• **EXERCISE PROMPT**:
Copy out all of the records. Keep every word exact.

+++

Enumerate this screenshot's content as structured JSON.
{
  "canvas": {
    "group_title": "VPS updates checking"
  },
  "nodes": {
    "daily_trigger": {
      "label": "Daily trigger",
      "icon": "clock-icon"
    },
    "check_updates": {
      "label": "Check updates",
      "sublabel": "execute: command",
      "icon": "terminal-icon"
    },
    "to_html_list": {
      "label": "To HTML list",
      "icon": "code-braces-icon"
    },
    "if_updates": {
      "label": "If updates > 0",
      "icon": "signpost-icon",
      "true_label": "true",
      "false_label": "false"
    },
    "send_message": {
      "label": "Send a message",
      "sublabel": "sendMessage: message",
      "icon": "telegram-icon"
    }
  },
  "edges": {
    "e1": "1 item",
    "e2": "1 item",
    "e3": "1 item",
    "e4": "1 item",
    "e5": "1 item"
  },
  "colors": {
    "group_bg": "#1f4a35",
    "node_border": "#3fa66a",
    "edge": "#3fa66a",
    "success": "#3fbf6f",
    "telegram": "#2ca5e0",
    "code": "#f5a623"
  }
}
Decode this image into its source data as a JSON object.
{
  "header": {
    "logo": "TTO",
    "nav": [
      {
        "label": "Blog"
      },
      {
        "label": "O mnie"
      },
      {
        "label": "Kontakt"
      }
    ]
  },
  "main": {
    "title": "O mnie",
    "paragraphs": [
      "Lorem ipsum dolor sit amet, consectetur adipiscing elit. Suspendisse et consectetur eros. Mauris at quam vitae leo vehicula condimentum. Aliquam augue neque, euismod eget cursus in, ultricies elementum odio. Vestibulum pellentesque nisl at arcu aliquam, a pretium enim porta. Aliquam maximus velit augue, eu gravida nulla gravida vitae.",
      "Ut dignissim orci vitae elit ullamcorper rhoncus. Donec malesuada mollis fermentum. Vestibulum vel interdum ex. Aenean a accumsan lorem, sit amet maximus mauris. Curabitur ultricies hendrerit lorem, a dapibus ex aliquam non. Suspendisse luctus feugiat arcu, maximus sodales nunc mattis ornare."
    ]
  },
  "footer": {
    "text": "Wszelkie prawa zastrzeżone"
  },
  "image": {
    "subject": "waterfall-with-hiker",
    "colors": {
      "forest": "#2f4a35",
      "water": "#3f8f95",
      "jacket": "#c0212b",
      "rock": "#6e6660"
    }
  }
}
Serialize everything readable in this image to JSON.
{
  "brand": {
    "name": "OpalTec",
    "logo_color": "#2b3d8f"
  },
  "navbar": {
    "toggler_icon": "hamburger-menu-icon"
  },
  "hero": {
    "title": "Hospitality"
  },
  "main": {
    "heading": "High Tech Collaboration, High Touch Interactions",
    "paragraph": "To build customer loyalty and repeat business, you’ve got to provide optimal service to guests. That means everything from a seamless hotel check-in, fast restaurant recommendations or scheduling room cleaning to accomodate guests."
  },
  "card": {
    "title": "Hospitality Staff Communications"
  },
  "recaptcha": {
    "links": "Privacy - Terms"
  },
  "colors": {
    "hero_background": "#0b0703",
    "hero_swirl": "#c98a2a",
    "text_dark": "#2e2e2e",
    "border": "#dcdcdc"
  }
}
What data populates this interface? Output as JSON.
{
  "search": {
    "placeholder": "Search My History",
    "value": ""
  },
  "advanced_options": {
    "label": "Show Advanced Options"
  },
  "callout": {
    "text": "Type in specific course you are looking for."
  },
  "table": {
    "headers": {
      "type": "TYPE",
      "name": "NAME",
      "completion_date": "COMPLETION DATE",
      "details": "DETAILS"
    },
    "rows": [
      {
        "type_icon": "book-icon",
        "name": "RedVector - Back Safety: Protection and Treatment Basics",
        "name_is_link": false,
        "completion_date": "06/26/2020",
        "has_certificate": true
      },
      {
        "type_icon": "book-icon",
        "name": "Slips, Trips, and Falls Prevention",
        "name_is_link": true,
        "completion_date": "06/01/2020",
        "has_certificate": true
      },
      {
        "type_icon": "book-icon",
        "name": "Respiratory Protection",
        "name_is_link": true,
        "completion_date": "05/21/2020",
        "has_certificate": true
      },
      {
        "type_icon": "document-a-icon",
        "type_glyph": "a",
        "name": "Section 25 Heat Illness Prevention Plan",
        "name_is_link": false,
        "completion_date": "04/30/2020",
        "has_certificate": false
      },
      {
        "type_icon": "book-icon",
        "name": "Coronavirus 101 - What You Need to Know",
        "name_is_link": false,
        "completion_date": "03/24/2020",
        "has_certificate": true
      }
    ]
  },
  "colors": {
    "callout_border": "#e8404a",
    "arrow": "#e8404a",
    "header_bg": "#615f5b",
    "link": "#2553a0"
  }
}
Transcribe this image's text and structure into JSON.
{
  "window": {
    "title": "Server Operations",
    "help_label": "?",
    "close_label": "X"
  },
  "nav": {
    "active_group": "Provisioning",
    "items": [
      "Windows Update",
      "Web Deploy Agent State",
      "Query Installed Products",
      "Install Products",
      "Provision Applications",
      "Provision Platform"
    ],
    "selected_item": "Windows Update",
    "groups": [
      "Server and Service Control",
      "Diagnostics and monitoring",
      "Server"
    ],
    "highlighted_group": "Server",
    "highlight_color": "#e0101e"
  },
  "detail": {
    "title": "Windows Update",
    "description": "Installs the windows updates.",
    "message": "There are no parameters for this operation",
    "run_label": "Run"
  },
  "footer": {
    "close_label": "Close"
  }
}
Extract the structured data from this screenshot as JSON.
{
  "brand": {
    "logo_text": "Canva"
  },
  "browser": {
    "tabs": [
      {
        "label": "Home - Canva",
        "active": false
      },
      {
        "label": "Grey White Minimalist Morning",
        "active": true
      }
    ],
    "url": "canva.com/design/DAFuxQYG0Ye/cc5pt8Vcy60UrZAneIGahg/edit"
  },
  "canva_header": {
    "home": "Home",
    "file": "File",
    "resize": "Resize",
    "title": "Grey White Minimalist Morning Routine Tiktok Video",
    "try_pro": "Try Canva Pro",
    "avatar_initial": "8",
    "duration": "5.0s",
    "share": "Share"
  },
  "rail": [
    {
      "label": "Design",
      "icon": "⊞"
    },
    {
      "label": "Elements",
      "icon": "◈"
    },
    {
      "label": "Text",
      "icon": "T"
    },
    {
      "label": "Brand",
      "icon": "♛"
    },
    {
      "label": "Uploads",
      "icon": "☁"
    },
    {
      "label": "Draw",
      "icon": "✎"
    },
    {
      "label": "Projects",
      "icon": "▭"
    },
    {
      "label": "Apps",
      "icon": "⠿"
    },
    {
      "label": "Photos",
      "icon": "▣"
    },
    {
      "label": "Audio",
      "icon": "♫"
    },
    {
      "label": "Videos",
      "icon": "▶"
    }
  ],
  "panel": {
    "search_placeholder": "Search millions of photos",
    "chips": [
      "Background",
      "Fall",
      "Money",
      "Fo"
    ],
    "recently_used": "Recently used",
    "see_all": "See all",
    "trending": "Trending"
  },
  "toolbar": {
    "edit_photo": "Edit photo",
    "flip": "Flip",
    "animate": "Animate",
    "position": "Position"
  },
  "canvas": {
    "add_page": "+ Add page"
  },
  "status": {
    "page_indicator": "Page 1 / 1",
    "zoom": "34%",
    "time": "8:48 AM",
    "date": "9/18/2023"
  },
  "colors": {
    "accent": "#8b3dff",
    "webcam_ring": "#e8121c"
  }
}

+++

• **TASK SOLUTION**:
Enumerate this screenshot's content as structured JSON.
{
  "canvas": {
    "group_title": "VPS updates checking"
  },
  "nodes": {
    "daily_trigger": {
      "label": "Daily trigger",
      "icon": "clock-icon"
    },
    "check_updates": {
      "label": "Check updates",
      "sublabel": "execute: command",
      "icon": "terminal-icon"
    },
    "to_html_list": {
      "label": "To HTML list",
      "icon": "code-braces-icon"
    },
    "if_updates": {
      "label": "If updates > 0",
      "icon": "signpost-icon",
      "true_label": "true",
      "false_label": "false"
    },
    "send_message": {
      "label": "Send a message",
      "sublabel": "sendMessage: message",
      "icon": "telegram-icon"
    }
  },
  "edges": {
    "e1": "1 item",
    "e2": "1 item",
    "e3": "1 item",
    "e4": "1 item",
    "e5": "1 item"
  },
  "colors": {
    "group_bg": "#1f4a35",
    "node_border": "#3fa66a",
    "edge": "#3fa66a",
    "success": "#3fbf6f",
    "telegram": "#2ca5e0",
    "code": "#f5a623"
  }
}
Decode this image into its source data as a JSON object.
{
  "header": {
    "logo": "TTO",
    "nav": [
      {
        "label": "Blog"
      },
      {
        "label": "O mnie"
      },
      {
        "label": "Kontakt"
      }
    ]
  },
  "main": {
    "title": "O mnie",
    "paragraphs": [
      "Lorem ipsum dolor sit amet, consectetur adipiscing elit. Suspendisse et consectetur eros. Mauris at quam vitae leo vehicula condimentum. Aliquam augue neque, euismod eget cursus in, ultricies elementum odio. Vestibulum pellentesque nisl at arcu aliquam, a pretium enim porta. Aliquam maximus velit augue, eu gravida nulla gravida vitae.",
      "Ut dignissim orci vitae elit ullamcorper rhoncus. Donec malesuada mollis fermentum. Vestibulum vel interdum ex. Aenean a accumsan lorem, sit amet maximus mauris. Curabitur ultricies hendrerit lorem, a dapibus ex aliquam non. Suspendisse luctus feugiat arcu, maximus sodales nunc mattis ornare."
    ]
  },
  "footer": {
    "text": "Wszelkie prawa zastrzeżone"
  },
  "image": {
    "subject": "waterfall-with-hiker",
    "colors": {
      "forest": "#2f4a35",
      "water": "#3f8f95",
      "jacket": "#c0212b",
      "rock": "#6e6660"
    }
  }
}
Serialize everything readable in this image to JSON.
{
  "brand": {
    "name": "OpalTec",
    "logo_color": "#2b3d8f"
  },
  "navbar": {
    "toggler_icon": "hamburger-menu-icon"
  },
  "hero": {
    "title": "Hospitality"
  },
  "main": {
    "heading": "High Tech Collaboration, High Touch Interactions",
    "paragraph": "To build customer loyalty and repeat business, you’ve got to provide optimal service to guests. That means everything from a seamless hotel check-in, fast restaurant recommendations or scheduling room cleaning to accomodate guests."
  },
  "card": {
    "title": "Hospitality Staff Communications"
  },
  "recaptcha": {
    "links": "Privacy - Terms"
  },
  "colors": {
    "hero_background": "#0b0703",
    "hero_swirl": "#c98a2a",
    "text_dark": "#2e2e2e",
    "border": "#dcdcdc"
  }
}
What data populates this interface? Output as JSON.
{
  "search": {
    "placeholder": "Search My History",
    "value": ""
  },
  "advanced_options": {
    "label": "Show Advanced Options"
  },
  "callout": {
    "text": "Type in specific course you are looking for."
  },
  "table": {
    "headers": {
      "type": "TYPE",
      "name": "NAME",
      "completion_date": "COMPLETION DATE",
      "details": "DETAILS"
    },
    "rows": [
      {
        "type_icon": "book-icon",
        "name": "RedVector - Back Safety: Protection and Treatment Basics",
        "name_is_link": false,
        "completion_date": "06/26/2020",
        "has_certificate": true
      },
      {
        "type_icon": "book-icon",
        "name": "Slips, Trips, and Falls Prevention",
        "name_is_link": true,
        "completion_date": "06/01/2020",
        "has_certificate": true
      },
      {
        "type_icon": "book-icon",
        "name": "Respiratory Protection",
        "name_is_link": true,
        "completion_date": "05/21/2020",
        "has_certificate": true
      },
      {
        "type_icon": "document-a-icon",
        "type_glyph": "a",
        "name": "Section 25 Heat Illness Prevention Plan",
        "name_is_link": false,
        "completion_date": "04/30/2020",
        "has_certificate": false
      },
      {
        "type_icon": "book-icon",
        "name": "Coronavirus 101 - What You Need to Know",
        "name_is_link": false,
        "completion_date": "03/24/2020",
        "has_certificate": true
      }
    ]
  },
  "colors": {
    "callout_border": "#e8404a",
    "arrow": "#e8404a",
    "header_bg": "#615f5b",
    "link": "#2553a0"
  }
}
Transcribe this image's text and structure into JSON.
{
  "window": {
    "title": "Server Operations",
    "help_label": "?",
    "close_label": "X"
  },
  "nav": {
    "active_group": "Provisioning",
    "items": [
      "Windows Update",
      "Web Deploy Agent State",
      "Query Installed Products",
      "Install Products",
      "Provision Applications",
      "Provision Platform"
    ],
    "selected_item": "Windows Update",
    "groups": [
      "Server and Service Control",
      "Diagnostics and monitoring",
      "Server"
    ],
    "highlighted_group": "Server",
    "highlight_color": "#e0101e"
  },
  "detail": {
    "title": "Windows Update",
    "description": "Installs the windows updates.",
    "message": "There are no parameters for this operation",
    "run_label": "Run"
  },
  "footer": {
    "close_label": "Close"
  }
}
Extract the structured data from this screenshot as JSON.
{
  "brand": {
    "logo_text": "Canva"
  },
  "browser": {
    "tabs": [
      {
        "label": "Home - Canva",
        "active": false
      },
      {
        "label": "Grey White Minimalist Morning",
        "active": true
      }
    ],
    "url": "canva.com/design/DAFuxQYG0Ye/cc5pt8Vcy60UrZAneIGahg/edit"
  },
  "canva_header": {
    "home": "Home",
    "file": "File",
    "resize": "Resize",
    "title": "Grey White Minimalist Morning Routine Tiktok Video",
    "try_pro": "Try Canva Pro",
    "avatar_initial": "8",
    "duration": "5.0s",
    "share": "Share"
  },
  "rail": [
    {
      "label": "Design",
      "icon": "⊞"
    },
    {
      "label": "Elements",
      "icon": "◈"
    },
    {
      "label": "Text",
      "icon": "T"
    },
    {
      "label": "Brand",
      "icon": "♛"
    },
    {
      "label": "Uploads",
      "icon": "☁"
    },
    {
      "label": "Draw",
      "icon": "✎"
    },
    {
      "label": "Projects",
      "icon": "▭"
    },
    {
      "label": "Apps",
      "icon": "⠿"
    },
    {
      "label": "Photos",
      "icon": "▣"
    },
    {
      "label": "Audio",
      "icon": "♫"
    },
    {
      "label": "Videos",
      "icon": "▶"
    }
  ],
  "panel": {
    "search_placeholder": "Search millions of photos",
    "chips": [
      "Background",
      "Fall",
      "Money",
      "Fo"
    ],
    "recently_used": "Recently used",
    "see_all": "See all",
    "trending": "Trending"
  },
  "toolbar": {
    "edit_photo": "Edit photo",
    "flip": "Flip",
    "animate": "Animate",
    "position": "Position"
  },
  "canvas": {
    "add_page": "+ Add page"
  },
  "status": {
    "page_indicator": "Page 1 / 1",
    "zoom": "34%",
    "time": "8:48 AM",
    "date": "9/18/2023"
  },
  "colors": {
    "accent": "#8b3dff",
    "webcam_ring": "#e8121c"
  }
}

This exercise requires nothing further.